──────── Provided information ────────

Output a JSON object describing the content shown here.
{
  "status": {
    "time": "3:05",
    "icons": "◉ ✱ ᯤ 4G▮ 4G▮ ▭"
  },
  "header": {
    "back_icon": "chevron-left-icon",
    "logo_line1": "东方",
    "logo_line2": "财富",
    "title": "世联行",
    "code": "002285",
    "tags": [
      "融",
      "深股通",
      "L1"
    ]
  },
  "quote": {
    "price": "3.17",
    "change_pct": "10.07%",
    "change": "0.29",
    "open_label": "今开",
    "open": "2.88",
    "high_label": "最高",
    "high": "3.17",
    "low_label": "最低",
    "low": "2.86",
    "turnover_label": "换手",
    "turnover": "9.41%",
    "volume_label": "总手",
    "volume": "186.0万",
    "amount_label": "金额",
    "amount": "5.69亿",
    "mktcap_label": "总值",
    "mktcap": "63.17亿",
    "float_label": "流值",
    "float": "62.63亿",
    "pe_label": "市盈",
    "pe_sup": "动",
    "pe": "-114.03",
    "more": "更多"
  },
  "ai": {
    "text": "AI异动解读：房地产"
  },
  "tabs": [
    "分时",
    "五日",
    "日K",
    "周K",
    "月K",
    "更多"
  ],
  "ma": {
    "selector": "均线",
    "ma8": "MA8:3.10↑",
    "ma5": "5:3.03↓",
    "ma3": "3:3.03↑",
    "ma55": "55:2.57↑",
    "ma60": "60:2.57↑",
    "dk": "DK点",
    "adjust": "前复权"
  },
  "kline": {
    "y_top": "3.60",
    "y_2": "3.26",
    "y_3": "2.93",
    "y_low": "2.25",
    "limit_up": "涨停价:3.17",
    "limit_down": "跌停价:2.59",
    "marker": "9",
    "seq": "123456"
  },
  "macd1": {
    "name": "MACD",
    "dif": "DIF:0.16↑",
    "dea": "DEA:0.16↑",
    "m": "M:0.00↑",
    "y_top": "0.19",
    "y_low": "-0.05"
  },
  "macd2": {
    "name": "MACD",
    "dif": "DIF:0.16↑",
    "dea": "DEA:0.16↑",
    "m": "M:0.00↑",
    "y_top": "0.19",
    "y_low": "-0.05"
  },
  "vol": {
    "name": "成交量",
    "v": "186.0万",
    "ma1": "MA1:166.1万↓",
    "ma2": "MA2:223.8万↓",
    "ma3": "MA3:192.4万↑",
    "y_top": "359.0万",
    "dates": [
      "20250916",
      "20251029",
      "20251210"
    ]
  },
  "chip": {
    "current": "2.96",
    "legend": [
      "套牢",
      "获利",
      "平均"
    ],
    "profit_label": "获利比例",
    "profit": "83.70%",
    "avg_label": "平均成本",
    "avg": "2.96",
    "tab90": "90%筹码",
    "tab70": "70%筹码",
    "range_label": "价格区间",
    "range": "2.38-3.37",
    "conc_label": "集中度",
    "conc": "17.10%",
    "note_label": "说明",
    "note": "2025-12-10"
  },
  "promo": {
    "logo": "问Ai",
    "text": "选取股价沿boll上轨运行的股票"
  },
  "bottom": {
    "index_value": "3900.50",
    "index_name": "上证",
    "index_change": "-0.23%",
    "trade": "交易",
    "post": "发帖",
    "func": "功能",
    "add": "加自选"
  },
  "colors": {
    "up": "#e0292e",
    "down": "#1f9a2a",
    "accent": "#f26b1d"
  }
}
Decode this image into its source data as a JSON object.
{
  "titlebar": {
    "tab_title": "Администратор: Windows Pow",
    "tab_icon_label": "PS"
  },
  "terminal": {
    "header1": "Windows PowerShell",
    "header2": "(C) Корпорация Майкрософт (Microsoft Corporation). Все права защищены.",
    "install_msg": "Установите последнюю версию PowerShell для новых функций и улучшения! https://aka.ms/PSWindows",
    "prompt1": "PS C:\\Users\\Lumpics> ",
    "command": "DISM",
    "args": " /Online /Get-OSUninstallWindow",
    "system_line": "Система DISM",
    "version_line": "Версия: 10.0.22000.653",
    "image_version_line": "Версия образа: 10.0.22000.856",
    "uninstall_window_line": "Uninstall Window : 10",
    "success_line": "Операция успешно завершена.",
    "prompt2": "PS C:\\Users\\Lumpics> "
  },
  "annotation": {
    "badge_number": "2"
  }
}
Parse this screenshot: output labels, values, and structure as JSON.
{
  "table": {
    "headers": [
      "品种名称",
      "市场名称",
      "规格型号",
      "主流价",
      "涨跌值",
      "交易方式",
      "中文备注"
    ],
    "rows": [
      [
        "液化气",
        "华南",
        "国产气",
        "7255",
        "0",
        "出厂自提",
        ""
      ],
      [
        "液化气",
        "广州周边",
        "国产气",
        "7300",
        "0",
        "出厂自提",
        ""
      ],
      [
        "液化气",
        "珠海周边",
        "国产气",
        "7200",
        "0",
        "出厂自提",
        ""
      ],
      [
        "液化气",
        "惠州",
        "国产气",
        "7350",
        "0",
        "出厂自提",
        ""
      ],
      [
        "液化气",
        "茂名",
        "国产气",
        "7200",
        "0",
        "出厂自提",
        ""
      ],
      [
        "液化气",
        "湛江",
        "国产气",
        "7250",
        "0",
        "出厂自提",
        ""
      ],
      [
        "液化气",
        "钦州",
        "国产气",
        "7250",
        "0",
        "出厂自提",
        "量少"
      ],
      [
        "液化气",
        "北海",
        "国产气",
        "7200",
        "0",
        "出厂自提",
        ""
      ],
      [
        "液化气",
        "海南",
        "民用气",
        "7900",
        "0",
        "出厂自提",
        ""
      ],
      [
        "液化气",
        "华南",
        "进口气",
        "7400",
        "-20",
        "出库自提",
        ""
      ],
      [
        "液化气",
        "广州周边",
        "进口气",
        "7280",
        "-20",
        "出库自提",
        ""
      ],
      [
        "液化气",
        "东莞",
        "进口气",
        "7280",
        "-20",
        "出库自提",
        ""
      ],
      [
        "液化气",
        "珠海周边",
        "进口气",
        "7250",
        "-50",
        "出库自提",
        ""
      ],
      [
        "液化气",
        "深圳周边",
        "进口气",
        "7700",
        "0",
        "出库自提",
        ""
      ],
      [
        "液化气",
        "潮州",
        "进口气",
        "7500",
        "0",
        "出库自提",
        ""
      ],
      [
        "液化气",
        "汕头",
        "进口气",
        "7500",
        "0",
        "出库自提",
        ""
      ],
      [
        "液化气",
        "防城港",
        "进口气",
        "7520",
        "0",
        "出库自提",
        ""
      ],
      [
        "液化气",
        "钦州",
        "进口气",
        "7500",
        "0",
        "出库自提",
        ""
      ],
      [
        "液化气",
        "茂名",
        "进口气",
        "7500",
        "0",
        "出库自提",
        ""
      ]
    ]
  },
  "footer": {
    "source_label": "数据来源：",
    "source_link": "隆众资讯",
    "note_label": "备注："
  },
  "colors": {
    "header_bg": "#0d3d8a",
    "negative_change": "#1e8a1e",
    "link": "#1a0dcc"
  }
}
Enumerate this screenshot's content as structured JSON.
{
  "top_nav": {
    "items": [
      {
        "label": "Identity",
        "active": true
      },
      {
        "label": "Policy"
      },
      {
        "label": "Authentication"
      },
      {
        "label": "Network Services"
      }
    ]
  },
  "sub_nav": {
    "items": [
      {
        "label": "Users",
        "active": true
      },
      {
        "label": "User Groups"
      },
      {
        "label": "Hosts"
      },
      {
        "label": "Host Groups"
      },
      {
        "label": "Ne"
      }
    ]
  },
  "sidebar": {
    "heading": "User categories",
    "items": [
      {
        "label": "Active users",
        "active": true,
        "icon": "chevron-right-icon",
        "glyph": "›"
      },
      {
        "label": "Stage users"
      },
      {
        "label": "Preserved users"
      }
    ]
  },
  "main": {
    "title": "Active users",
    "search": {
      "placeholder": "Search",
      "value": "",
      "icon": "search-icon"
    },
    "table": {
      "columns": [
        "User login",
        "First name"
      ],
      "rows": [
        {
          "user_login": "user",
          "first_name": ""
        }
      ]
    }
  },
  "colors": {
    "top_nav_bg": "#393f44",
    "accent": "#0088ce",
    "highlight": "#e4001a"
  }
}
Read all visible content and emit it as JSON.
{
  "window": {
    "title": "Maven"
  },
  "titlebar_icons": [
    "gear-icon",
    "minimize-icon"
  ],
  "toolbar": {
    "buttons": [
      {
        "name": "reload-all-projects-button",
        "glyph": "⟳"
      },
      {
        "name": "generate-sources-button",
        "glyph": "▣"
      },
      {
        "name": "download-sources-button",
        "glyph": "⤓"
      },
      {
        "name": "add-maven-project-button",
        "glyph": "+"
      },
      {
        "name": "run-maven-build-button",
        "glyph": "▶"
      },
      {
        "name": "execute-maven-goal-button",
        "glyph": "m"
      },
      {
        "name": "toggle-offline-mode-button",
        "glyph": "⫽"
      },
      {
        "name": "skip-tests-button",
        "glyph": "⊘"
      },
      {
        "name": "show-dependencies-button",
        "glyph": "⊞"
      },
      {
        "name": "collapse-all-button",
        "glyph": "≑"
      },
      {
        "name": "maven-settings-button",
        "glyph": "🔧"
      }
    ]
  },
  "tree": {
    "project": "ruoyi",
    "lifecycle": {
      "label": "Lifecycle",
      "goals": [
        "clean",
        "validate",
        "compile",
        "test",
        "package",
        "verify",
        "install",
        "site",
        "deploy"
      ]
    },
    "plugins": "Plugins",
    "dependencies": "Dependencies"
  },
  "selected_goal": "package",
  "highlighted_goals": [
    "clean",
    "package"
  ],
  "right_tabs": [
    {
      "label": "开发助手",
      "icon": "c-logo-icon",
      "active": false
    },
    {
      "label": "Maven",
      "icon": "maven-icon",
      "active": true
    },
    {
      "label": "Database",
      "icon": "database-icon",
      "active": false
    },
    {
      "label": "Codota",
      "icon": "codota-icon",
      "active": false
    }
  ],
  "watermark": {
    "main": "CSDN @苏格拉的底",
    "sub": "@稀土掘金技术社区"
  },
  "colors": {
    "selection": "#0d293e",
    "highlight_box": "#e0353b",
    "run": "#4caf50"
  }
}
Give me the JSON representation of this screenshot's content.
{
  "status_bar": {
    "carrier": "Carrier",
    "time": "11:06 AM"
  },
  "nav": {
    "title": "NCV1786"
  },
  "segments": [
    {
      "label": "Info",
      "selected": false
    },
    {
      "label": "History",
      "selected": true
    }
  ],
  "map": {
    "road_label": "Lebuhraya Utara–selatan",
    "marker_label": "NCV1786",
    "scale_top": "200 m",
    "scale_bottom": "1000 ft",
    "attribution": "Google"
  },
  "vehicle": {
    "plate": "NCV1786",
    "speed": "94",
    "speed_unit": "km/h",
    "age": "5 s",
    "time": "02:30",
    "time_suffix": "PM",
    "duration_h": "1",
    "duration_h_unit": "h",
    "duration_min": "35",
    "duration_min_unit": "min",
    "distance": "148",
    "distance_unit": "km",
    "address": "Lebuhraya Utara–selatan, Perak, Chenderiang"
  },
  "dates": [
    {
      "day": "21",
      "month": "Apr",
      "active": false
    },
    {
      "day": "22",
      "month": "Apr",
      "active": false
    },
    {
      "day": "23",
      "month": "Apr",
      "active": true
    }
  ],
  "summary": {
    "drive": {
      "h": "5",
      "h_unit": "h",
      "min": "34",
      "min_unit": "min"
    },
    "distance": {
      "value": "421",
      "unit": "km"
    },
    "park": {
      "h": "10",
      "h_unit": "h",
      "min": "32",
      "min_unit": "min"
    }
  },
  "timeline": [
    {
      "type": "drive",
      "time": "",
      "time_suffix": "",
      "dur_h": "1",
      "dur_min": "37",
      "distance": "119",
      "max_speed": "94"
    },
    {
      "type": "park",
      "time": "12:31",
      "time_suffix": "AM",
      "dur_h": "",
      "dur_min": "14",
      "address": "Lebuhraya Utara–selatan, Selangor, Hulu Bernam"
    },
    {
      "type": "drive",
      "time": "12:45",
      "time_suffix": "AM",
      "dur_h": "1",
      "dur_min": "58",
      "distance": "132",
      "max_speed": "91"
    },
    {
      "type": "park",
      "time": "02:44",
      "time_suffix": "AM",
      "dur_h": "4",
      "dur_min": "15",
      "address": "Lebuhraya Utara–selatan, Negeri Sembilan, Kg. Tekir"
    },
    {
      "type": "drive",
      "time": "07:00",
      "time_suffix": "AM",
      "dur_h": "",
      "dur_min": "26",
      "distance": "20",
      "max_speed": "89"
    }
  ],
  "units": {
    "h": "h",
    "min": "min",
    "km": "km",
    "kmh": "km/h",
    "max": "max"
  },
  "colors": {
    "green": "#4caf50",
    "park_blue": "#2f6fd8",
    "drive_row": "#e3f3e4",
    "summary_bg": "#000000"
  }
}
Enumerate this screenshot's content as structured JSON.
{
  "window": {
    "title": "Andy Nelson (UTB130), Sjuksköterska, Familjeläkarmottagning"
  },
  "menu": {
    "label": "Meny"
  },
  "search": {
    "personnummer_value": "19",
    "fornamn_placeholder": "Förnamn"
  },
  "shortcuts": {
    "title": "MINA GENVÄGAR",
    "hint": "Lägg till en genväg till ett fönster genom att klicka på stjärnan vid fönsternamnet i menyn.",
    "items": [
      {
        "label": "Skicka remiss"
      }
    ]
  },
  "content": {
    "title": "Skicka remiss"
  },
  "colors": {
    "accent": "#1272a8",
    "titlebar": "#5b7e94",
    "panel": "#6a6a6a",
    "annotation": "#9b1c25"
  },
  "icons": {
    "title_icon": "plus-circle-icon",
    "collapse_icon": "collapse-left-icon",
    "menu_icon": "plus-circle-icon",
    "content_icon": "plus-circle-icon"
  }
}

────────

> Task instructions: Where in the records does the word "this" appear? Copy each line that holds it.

> Result:
Decode this image into its source data as a JSON object.
Parse this screenshot: output labels, values, and structure as JSON.
Enumerate this screenshot's content as structured JSON.
Give me the JSON representation of this screenshot's content.
Enumerate this screenshot's content as structured JSON.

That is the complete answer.